### Available data
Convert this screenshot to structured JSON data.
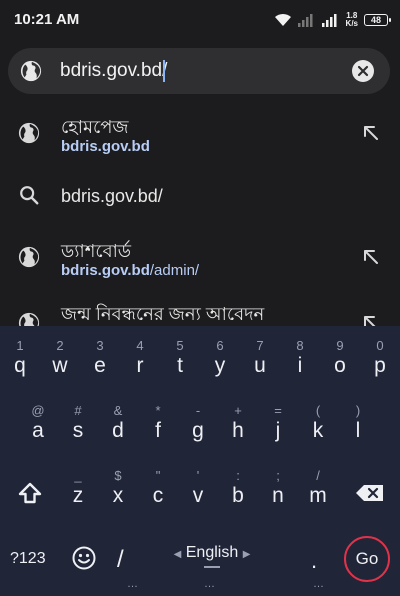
{
  "status_bar": {
    "time": "10:21 AM",
    "net_speed_value": "1.8",
    "net_speed_unit": "K/s",
    "battery": "48"
  },
  "url_bar": {
    "value": "bdris.gov.bd/",
    "icon": "globe-icon",
    "clear_icon": "clear-icon"
  },
  "suggestions": [
    {
      "icon": "globe-icon",
      "title": "হোমপেজ",
      "url_bold": "bdris.gov.bd",
      "url_rest": ""
    },
    {
      "icon": "search-icon",
      "title": "bdris.gov.bd/"
    },
    {
      "icon": "globe-icon",
      "title": "ড্যাশবোর্ড",
      "url_bold": "bdris.gov.bd",
      "url_rest": "/admin/"
    },
    {
      "icon": "globe-icon",
      "title": "জন্ম নিবন্ধনের জন্য আবেদন"
    }
  ],
  "keyboard": {
    "row1": [
      {
        "hint": "1",
        "key": "q"
      },
      {
        "hint": "2",
        "key": "w"
      },
      {
        "hint": "3",
        "key": "e"
      },
      {
        "hint": "4",
        "key": "r"
      },
      {
        "hint": "5",
        "key": "t"
      },
      {
        "hint": "6",
        "key": "y"
      },
      {
        "hint": "7",
        "key": "u"
      },
      {
        "hint": "8",
        "key": "i"
      },
      {
        "hint": "9",
        "key": "o"
      },
      {
        "hint": "0",
        "key": "p"
      }
    ],
    "row2": [
      {
        "hint": "@",
        "key": "a"
      },
      {
        "hint": "#",
        "key": "s"
      },
      {
        "hint": "&",
        "key": "d"
      },
      {
        "hint": "*",
        "key": "f"
      },
      {
        "hint": "-",
        "key": "g"
      },
      {
        "hint": "+",
        "key": "h"
      },
      {
        "hint": "=",
        "key": "j"
      },
      {
        "hint": "(",
        "key": "k"
      },
      {
        "hint": ")",
        "key": "l"
      }
    ],
    "row3": [
      {
        "hint": "_",
        "key": "z"
      },
      {
        "hint": "$",
        "key": "x"
      },
      {
        "hint": "\"",
        "key": "c"
      },
      {
        "hint": "'",
        "key": "v"
      },
      {
        "hint": ":",
        "key": "b"
      },
      {
        "hint": ";",
        "key": "n"
      },
      {
        "hint": "/",
        "key": "m"
      }
    ],
    "symbols_key": "?123",
    "slash_key": "/",
    "language": "English",
    "period_key": ".",
    "go_key": "Go",
    "emoji_icon": "emoji-icon",
    "shift_icon": "shift-icon",
    "backspace_icon": "backspace-icon"
  },
  "colors": {
    "background": "#1c1c1e",
    "url_bar": "#2f2f32",
    "link": "#b8cdf5",
    "keyboard": "#202537",
    "go_ring": "#e0334a"
  }
}
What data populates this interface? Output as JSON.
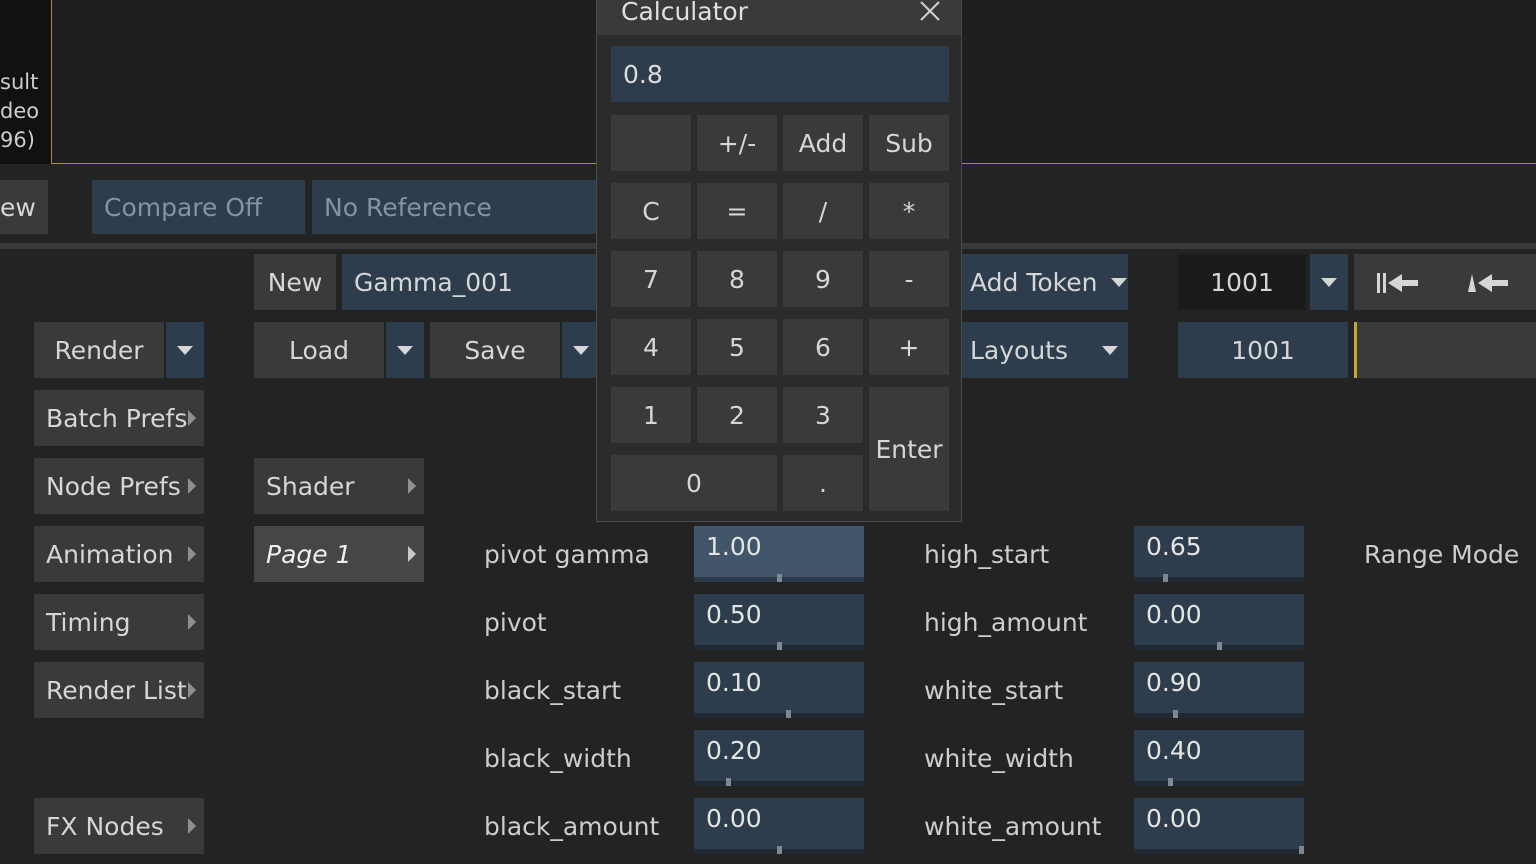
{
  "viewer": {
    "result_lines": [
      "sult",
      "deo",
      "96)"
    ]
  },
  "compare_bar": {
    "view_label": "ew",
    "compare_value": "Compare Off",
    "reference_value": "No Reference"
  },
  "toolbar": {
    "new_label": "New",
    "setup_name": "Gamma_001",
    "render_label": "Render",
    "load_label": "Load",
    "save_label": "Save",
    "add_token_label": "Add Token",
    "layouts_label": "Layouts",
    "frame_value": "1001",
    "current_frame": "1001"
  },
  "sidebar": {
    "items": [
      {
        "label": "Batch Prefs"
      },
      {
        "label": "Node Prefs"
      },
      {
        "label": "Animation"
      },
      {
        "label": "Timing"
      },
      {
        "label": "Render List"
      },
      {
        "label": "FX Nodes"
      }
    ]
  },
  "pages": {
    "shader_label": "Shader",
    "page_label": "Page 1"
  },
  "params": {
    "left": [
      {
        "label": "pivot gamma",
        "value": "1.00",
        "fraction": 0.5
      },
      {
        "label": "pivot",
        "value": "0.50",
        "fraction": 0.5
      },
      {
        "label": "black_start",
        "value": "0.10",
        "fraction": 0.55
      },
      {
        "label": "black_width",
        "value": "0.20",
        "fraction": 0.2
      },
      {
        "label": "black_amount",
        "value": "0.00",
        "fraction": 0.5
      }
    ],
    "right": [
      {
        "label": "high_start",
        "value": "0.65",
        "fraction": 0.18
      },
      {
        "label": "high_amount",
        "value": "0.00",
        "fraction": 0.5
      },
      {
        "label": "white_start",
        "value": "0.90",
        "fraction": 0.24
      },
      {
        "label": "white_width",
        "value": "0.40",
        "fraction": 0.21
      },
      {
        "label": "white_amount",
        "value": "0.00",
        "fraction": 1.0
      }
    ],
    "range_mode_label": "Range Mode"
  },
  "calculator": {
    "title": "Calculator",
    "display": "0.8",
    "keys": {
      "plusminus": "+/-",
      "add": "Add",
      "sub": "Sub",
      "clear": "C",
      "equals": "=",
      "divide": "/",
      "multiply": "*",
      "k7": "7",
      "k8": "8",
      "k9": "9",
      "minus": "-",
      "k4": "4",
      "k5": "5",
      "k6": "6",
      "plus": "+",
      "k1": "1",
      "k2": "2",
      "k3": "3",
      "enter": "Enter",
      "k0": "0",
      "dot": "."
    }
  },
  "colors": {
    "background": "#232323",
    "button": "#3a3a3a",
    "field_blue": "#2e3d4d",
    "accent_orange": "#b08a3a"
  }
}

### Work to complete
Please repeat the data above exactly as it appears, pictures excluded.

### Reply
Convert this screenshot to structured JSON data.
{
  "status_bar": {
    "time": "10:21 AM",
    "net_speed_value": "1.8",
    "net_speed_unit": "K/s",
    "battery": "48"
  },
  "url_bar": {
    "value": "bdris.gov.bd/",
    "icon": "globe-icon",
    "clear_icon": "clear-icon"
  },
  "suggestions": [
    {
      "icon": "globe-icon",
      "title": "হোমপেজ",
      "url_bold": "bdris.gov.bd",
      "url_rest": ""
    },
    {
      "icon": "search-icon",
      "title": "bdris.gov.bd/"
    },
    {
      "icon": "globe-icon",
      "title": "ড্যাশবোর্ড",
      "url_bold": "bdris.gov.bd",
      "url_rest": "/admin/"
    },
    {
      "icon": "globe-icon",
      "title": "জন্ম নিবন্ধনের জন্য আবেদন"
    }
  ],
  "keyboard": {
    "row1": [
      {
        "hint": "1",
        "key": "q"
      },
      {
        "hint": "2",
        "key": "w"
      },
      {
        "hint": "3",
        "key": "e"
      },
      {
        "hint": "4",
        "key": "r"
      },
      {
        "hint": "5",
        "key": "t"
      },
      {
        "hint": "6",
        "key": "y"
      },
      {
        "hint": "7",
        "key": "u"
      },
      {
        "hint": "8",
        "key": "i"
      },
      {
        "hint": "9",
        "key": "o"
      },
      {
        "hint": "0",
        "key": "p"
      }
    ],
    "row2": [
      {
        "hint": "@",
        "key": "a"
      },
      {
        "hint": "#",
        "key": "s"
      },
      {
        "hint": "&",
        "key": "d"
      },
      {
        "hint": "*",
        "key": "f"
      },
      {
        "hint": "-",
        "key": "g"
      },
      {
        "hint": "+",
        "key": "h"
      },
      {
        "hint": "=",
        "key": "j"
      },
      {
        "hint": "(",
        "key": "k"
      },
      {
        "hint": ")",
        "key": "l"
      }
    ],
    "row3": [
      {
        "hint": "_",
        "key": "z"
      },
      {
        "hint": "$",
        "key": "x"
      },
      {
        "hint": "\"",
        "key": "c"
      },
      {
        "hint": "'",
        "key": "v"
      },
      {
        "hint": ":",
        "key": "b"
      },
      {
        "hint": ";",
        "key": "n"
      },
      {
        "hint": "/",
        "key": "m"
      }
    ],
    "symbols_key": "?123",
    "slash_key": "/",
    "language": "English",
    "period_key": ".",
    "go_key": "Go",
    "emoji_icon": "emoji-icon",
    "shift_icon": "shift-icon",
    "backspace_icon": "backspace-icon"
  },
  "colors": {
    "background": "#1c1c1e",
    "url_bar": "#2f2f32",
    "link": "#b8cdf5",
    "keyboard": "#202537",
    "go_ring": "#e0334a"
  }
}
What data populates this interface? Output as JSON.
{
  "viewer": {
    "result_lines": [
      "sult",
      "deo",
      "96)"
    ]
  },
  "compare_bar": {
    "view_label": "ew",
    "compare_value": "Compare Off",
    "reference_value": "No Reference"
  },
  "toolbar": {
    "new_label": "New",
    "setup_name": "Gamma_001",
    "render_label": "Render",
    "load_label": "Load",
    "save_label": "Save",
    "add_token_label": "Add Token",
    "layouts_label": "Layouts",
    "frame_value": "1001",
    "current_frame": "1001"
  },
  "sidebar": {
    "items": [
      {
        "label": "Batch Prefs"
      },
      {
        "label": "Node Prefs"
      },
      {
        "label": "Animation"
      },
      {
        "label": "Timing"
      },
      {
        "label": "Render List"
      },
      {
        "label": "FX Nodes"
      }
    ]
  },
  "pages": {
    "shader_label": "Shader",
    "page_label": "Page 1"
  },
  "params": {
    "left": [
      {
        "label": "pivot gamma",
        "value": "1.00",
        "fraction": 0.5
      },
      {
        "label": "pivot",
        "value": "0.50",
        "fraction": 0.5
      },
      {
        "label": "black_start",
        "value": "0.10",
        "fraction": 0.55
      },
      {
        "label": "black_width",
        "value": "0.20",
        "fraction": 0.2
      },
      {
        "label": "black_amount",
        "value": "0.00",
        "fraction": 0.5
      }
    ],
    "right": [
      {
        "label": "high_start",
        "value": "0.65",
        "fraction": 0.18
      },
      {
        "label": "high_amount",
        "value": "0.00",
        "fraction": 0.5
      },
      {
        "label": "white_start",
        "value": "0.90",
        "fraction": 0.24
      },
      {
        "label": "white_width",
        "value": "0.40",
        "fraction": 0.21
      },
      {
        "label": "white_amount",
        "value": "0.00",
        "fraction": 1.0
      }
    ],
    "range_mode_label": "Range Mode"
  },
  "calculator": {
    "title": "Calculator",
    "display": "0.8",
    "keys": {
      "plusminus": "+/-",
      "add": "Add",
      "sub": "Sub",
      "clear": "C",
      "equals": "=",
      "divide": "/",
      "multiply": "*",
      "k7": "7",
      "k8": "8",
      "k9": "9",
      "minus": "-",
      "k4": "4",
      "k5": "5",
      "k6": "6",
      "plus": "+",
      "k1": "1",
      "k2": "2",
      "k3": "3",
      "enter": "Enter",
      "k0": "0",
      "dot": "."
    }
  },
  "colors": {
    "background": "#232323",
    "button": "#3a3a3a",
    "field_blue": "#2e3d4d",
    "accent_orange": "#b08a3a"
  }
}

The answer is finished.